### Supplied material

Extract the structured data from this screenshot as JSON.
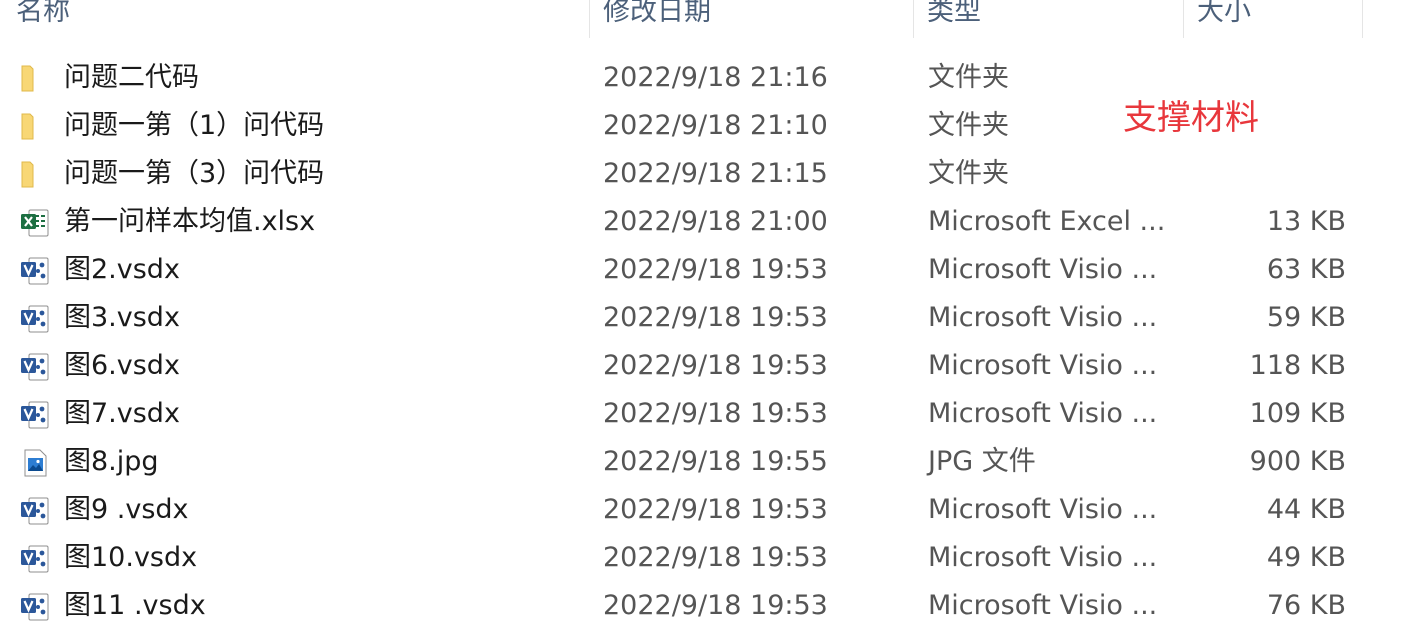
{
  "columns": {
    "name": "名称",
    "modified": "修改日期",
    "type": "类型",
    "size": "大小"
  },
  "annotation": "支撑材料",
  "files": [
    {
      "icon": "folder-icon",
      "name": "问题二代码",
      "modified": "2022/9/18 21:16",
      "type": "文件夹",
      "size": ""
    },
    {
      "icon": "folder-icon",
      "name": "问题一第（1）问代码",
      "modified": "2022/9/18 21:10",
      "type": "文件夹",
      "size": ""
    },
    {
      "icon": "folder-icon",
      "name": "问题一第（3）问代码",
      "modified": "2022/9/18 21:15",
      "type": "文件夹",
      "size": ""
    },
    {
      "icon": "excel-file-icon",
      "name": "第一问样本均值.xlsx",
      "modified": "2022/9/18 21:00",
      "type": "Microsoft Excel ...",
      "size": "13 KB"
    },
    {
      "icon": "visio-file-icon",
      "name": "图2.vsdx",
      "modified": "2022/9/18 19:53",
      "type": "Microsoft Visio ...",
      "size": "63 KB"
    },
    {
      "icon": "visio-file-icon",
      "name": "图3.vsdx",
      "modified": "2022/9/18 19:53",
      "type": "Microsoft Visio ...",
      "size": "59 KB"
    },
    {
      "icon": "visio-file-icon",
      "name": "图6.vsdx",
      "modified": "2022/9/18 19:53",
      "type": "Microsoft Visio ...",
      "size": "118 KB"
    },
    {
      "icon": "visio-file-icon",
      "name": "图7.vsdx",
      "modified": "2022/9/18 19:53",
      "type": "Microsoft Visio ...",
      "size": "109 KB"
    },
    {
      "icon": "image-file-icon",
      "name": "图8.jpg",
      "modified": "2022/9/18 19:55",
      "type": "JPG 文件",
      "size": "900 KB"
    },
    {
      "icon": "visio-file-icon",
      "name": "图9 .vsdx",
      "modified": "2022/9/18 19:53",
      "type": "Microsoft Visio ...",
      "size": "44 KB"
    },
    {
      "icon": "visio-file-icon",
      "name": "图10.vsdx",
      "modified": "2022/9/18 19:53",
      "type": "Microsoft Visio ...",
      "size": "49 KB"
    },
    {
      "icon": "visio-file-icon",
      "name": "图11 .vsdx",
      "modified": "2022/9/18 19:53",
      "type": "Microsoft Visio ...",
      "size": "76 KB"
    }
  ],
  "colors": {
    "header_text": "#4c607a",
    "annotation": "#e8373c",
    "folder": "#f8d775",
    "excel": "#1d6f42",
    "visio": "#2b579a",
    "image": "#2d7dd2"
  }
}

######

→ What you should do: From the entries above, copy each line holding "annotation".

→ Answer to the exercise:
  "annotation": "支撑材料",
    "annotation": "#e8373c",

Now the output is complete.